BG: Well, the bigger implications for Taiwan were when the diplomatic recognition switched to China. Unfortunately, we have yet to see a single case in the recent past where a country has switched back to Taiwan.
In terms of this deal, the implications for Taiwan are potentially positive. They’re trying to spotlight on some of the things that the Chinese are doing, and maybe this is a wake-up call for the few countries in the Pacific where Taiwan still retains diplomatic ties. It could bring attention in the region to maybe some of the potential downsides of China having too much of a presence in your country. That might end up helping Taiwan down the road to keep those few diplomatic allies that it still has in the region. But that’s a question mark.

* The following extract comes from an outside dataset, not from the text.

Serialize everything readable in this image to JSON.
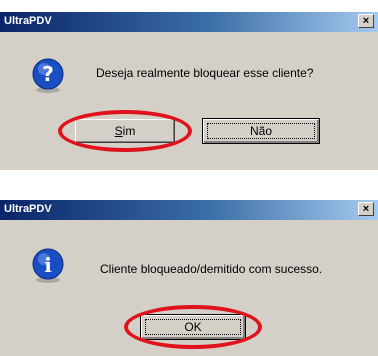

G: The U.S. now seems intent on repairing its relations with the Solomons. Are there things the U.S. could be doing differently, not just there, but in other sort of “tipping point” countries so that it isn’t caught flat-footed like this again?
BG: There are several things that the U.S. can do. One is to offer some protection to help the Solomons deal with illegal fishing. So we could help provide maybe Coast Guard vessels to help them to monitor what’s going on inside their very, very large, exclusive economic zone. Chinese fishing boats are engaged in a lot of the illegal fishing. We’ve already made some contributions to a project there that’s called SCALE — Strengthening Competitiveness, Agriculture, Livelihoods, and Environment — and that’s part of a larger $200 million pledge to the Pacific.
Basically, the Solomons need investment in infrastructure. The reason why the Chinese got in bed successfully with the Solomons to begin was because they offered to provide them infrastructure. Instead, they’re providing a stadium. We should be the ones to come in and help to provide infrastructure, obviously not just ourselves, but with Japan, with Australia, maybe even with the Europeans. The Europeans have “Global Gateway.” We have “Build Back Better World.” We all have lots of bumper stickers, but we have to actually be using the resources of these programs in a targeted way to compete more effectively with China. And this is, I think, a great example of where and how we can do so.
Thanks to Alicia Benjamin for copy editing this article.